Re: Unique string storage

Jim Roskind (
Wed, 6 Apr 1994 23:40:29 +0800

> Cc:
> Date: Wed, 06 Apr 94 23:12:25 -0400
> From: Tim Peters <>
> > > > [jim]
> > > > [tim writes, after noting that strcmp is typically inline expanded]
> I wouldn't say that inlining strcmp is typical.

Boy, too little sleep and too much coding is blurring my mind. You
are correct, strcmp() is not typically inlined, and fstrcmp() is a
pigment :) of my imagination. Somehow I misread ... and thought this
was the problem obscuring finding how much strcmp() time was spent.
Sorry to have injected this confusion.

> > [jim]
> > [explaining that strcmp can be accounted for by renaming
> > it, even if it is inlined]
> Sure, but the piece you quoted above wasn't talking about strcmp! strcmp
> is of varying importance to the various attribute-access techniques
> Python uses, and Python uses strcmp for things other than attribute
> access too. So finding out where strcmp fits in a profile doesn't tell
> us how much time is spent on attribute access: the latter comprises much
> more than strcmp time, and not all strcmp time counts as attribute access
> time. Pieces of attribute access are done in _many_ places in the code,
> and the routines called from those places are also called for other
> reasons.

I expect that the use of strcmp() represents a very easy to obtain
upper bound on the (execution speed) performance gains that could be
achieved via unique-ification. In truth, as you point out, there are
probably going to be plenty of other uses of strcmp() that would not
be removed by unique-ification. In addition, even with
unique-ification, there will be a fair amount of strcmp() activity.
It just surprises me that so much discussion and conjecture proceeding
with no basis in fact. If strcmp does not dominate, then the
discussion is pretty much history. If it does, then as Tim pointed
out some closer scrutiny seems worth while. If the facts are there,
let the speedup thought begin. (I wish I could say that in latin, it
would probably sound very cool!).

> Placing strcmp would only settle the bet Don & I have going about strcmp
> itself <avaricious grin>. I'll grant that if strcmp is a heavy hitter in
> a "typical program" that isn't crunching many user-defined string
> objects, then Don's probably right (i.e., both that strcmp accounts for
> lots of Python's runtime, & that this is so specifically because of its
> current role in attribute access).

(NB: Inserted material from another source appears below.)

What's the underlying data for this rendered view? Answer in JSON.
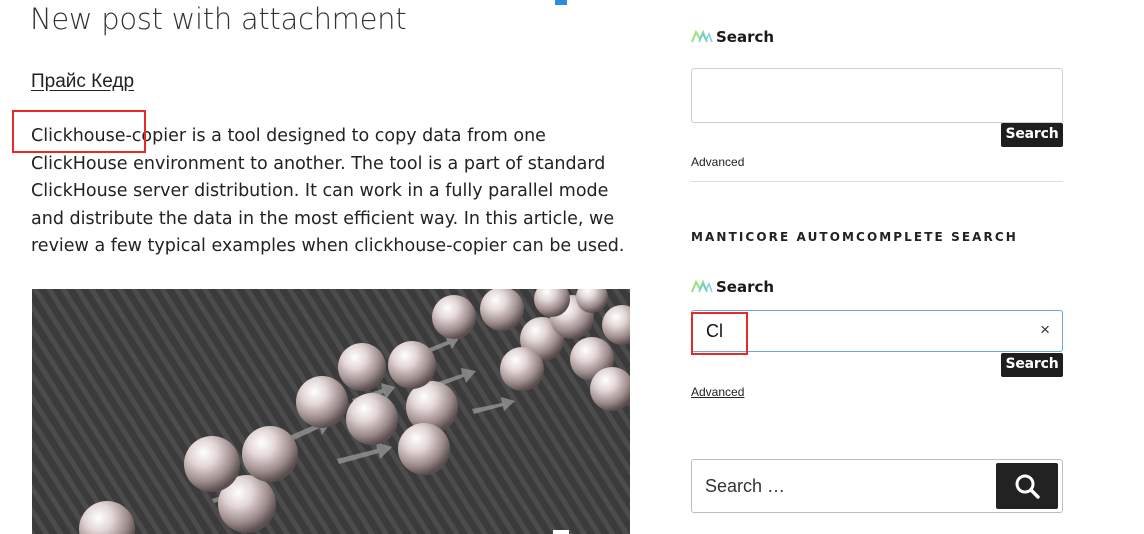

I've expressed my personal rule about profiling many times: Every time
I *guess* where all the time is spent, I'm wrong. After I've seen the
profile data, it is "obvious" where the time is spent. In the case of
Python, I'm soon going to be motivated enough to just get the *real*
answer myself, but for now, I'd note that it is not (to me) dead
obvious that all the attribute lookup causes Python to strcmp() itself
to death. I'd guess that there is a fair amount of pointer following,
a bunch of switching, lots and lots of little function calls, etc. In
general, I'd hope that most of the compare activity is done by a hash
table, and then a quick strcmp() would end the ordeal. When an
attribute is looked up in several scopes before finding a match, it
wouldn't surprise me to hear that it had no hash matches up until that
point, and hence no strcmp() activity. I would really expect (...I
know, I said I'd be wrong :-) ) the allocation and storage of data to
be the ultimate killer (it has been in most OO systems I've played
with). I've seen a lot of hints that Guido has optimized a lot of the
alloc areas, so I expect he's more than in tune with where the time is
being spent (i.e., too bad he's on vacation just now).

When it comes to surprising results from a profiler, who (other than
Tim) would have believed the performance benefit of using the global
keyword in Python? I tell you, the profiler always knows best.


Jim Roskind